Shammi Kapoor died this morning. If a soul survives the body, he will smile all the way to wherever he would go. If there is no such thing as a soul, his Yahoo… call will linger in our world for a long, long time to come.
I had a personal agenda in wanting to meet Shammi Kapoor in March, 2000. The enthusiasm of Asha, my daughter, made up for my trepidation while we approached the watchman’s table outside his ground floor flat in Malabar Hill.
“Sa’ab ghar mein Nai hein,” said the guard. He agreed to take a copy of my new book, Desktop For Everyone, and send it into his house.
Three days later we called on him again. Who is it who wanted to see him, asked a voice over the Intercom. Asha, said my daughter.
“No, Asha Menon”.
Pause. “Is it about that book?”
My heart sank. There wasn’t much enthusiasm in that voice.
“Send them in.”
He greeted us at the door and shook hands. He wasn’t the Shammi Kapoor I knew in my youth. His hair was no longer the shiny black coiffeur-art that it once was. The portly gentleman in front was nonetheless as handsome as any 69-year old could hope to be.
“You are lucky to have a daughter like her,” he said, tapping Asha’s shoulder.
Indeed I was. But how did he know?
“I spoke to her over the phone. Very persuasive.”
Our visit was for selfish reasons. If I could even mention his name associated with the publication of my new book, I could expect much mileage. On the other hand, Shammi Kapoor had no reason to meet me. He was just a kindly man who took the trouble to read my book through – this was what he said – the major part of a whole night.
“But why me?,” he said. “You should have met ……… He’s the computer expert,” he gave the name of an author of computer books I didn’t much care for.
“You did much to popularize internet and digital computing in India,” I said.
“Moreover, you were my hero through my twenties. Your acting and dancing gave us solace to us young soldiers serving in Kashmir and Ladak.”
I feared I had I overshot the runway there. So I added, “You invented that style of robot-dancing. Michael Jackson came much later. ”
While I spoke of films, he showed us around his computer room. He had the latest Apple computer of the time and a printer and a router. He showed us the website he had designed for the Kapoor family. He told us how he came to buy his first computer in London just to get rid of transit boredom and fell in love with computing.
I brought up the subject of Baburao Patel and how he once wrote, in reference to Kapoor family, that the Pathans would never learn to act.

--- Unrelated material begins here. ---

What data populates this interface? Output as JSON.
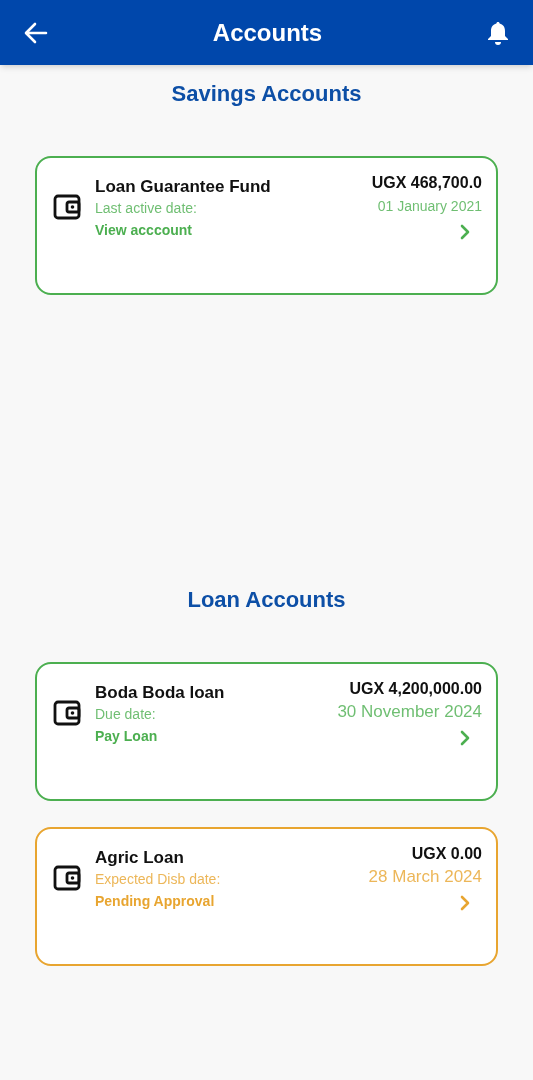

“Baburao is a funny man,” he said, smiling without venom. “He chose to make some money by taking our name, that is all.”
He didn’t promise to come to the launching of my book.
“Let me see, I will try. You must also call someone else who is well-known. Your book deserves it”, he said.
To me, that meant a polite no. I invited the director of Aptech to launch the book.
On 24th April 2000, while Mr. Sharma, the director, was announcing the launch of the book, some in the audience stood up, others murmured. Shammi Kapoor, the famous actor, was walking down the aisle towards the podium.
That did much more than making my day. He climbed up the dais with some difficulty on account of his weight, and spoke highly about my work.
“I wish Menonji had written this book eleven years ago when I was struggling to get the hang of computers,” he said. I could have choked.
He stayed back for the cocktail and dinner. He refused the scotch that was offered and asked for a soft drink. He was being considerate to an aspiring author, for I knew that the Kapoors of that generation were fond of Black Label.
I wrote a short piece in Free Press Journal, mentioning his generosity, his handsome looks despite the age and receding hairline, his Rudraksh Mala with the image of his Guru in its locket and his not being too proud of his earlier style of acting. I sent a copy of it to him. He never mentioned it in his later mails – I wasn’t sure if it was because he was used to people writing about him to see themselves in print, or because he didn’t like the contents. I hope it was the former.
We exchanged many e-mails since that glorious (for me) night. I requested him not to call me Menonji, but just Vishu, or if that sounded too familiar, Menon.
“All right,” he mailed back. “I’ll call you Menon Sa’ab.” He stuck to the ‘Sa’ab part through all our later correspondence.
Shammi Kapoor never failed to answer a mail. He even mentioned some of his own disappointments while consoling me about my departed son.
Our correspondence trailed off due to my laziness, not his negligence. He replied my get-well message even when he was laid up in a Pune hospital.
To me, Shammi Kapoor was a real hero – not just a filmi hero. Long live his name and fame.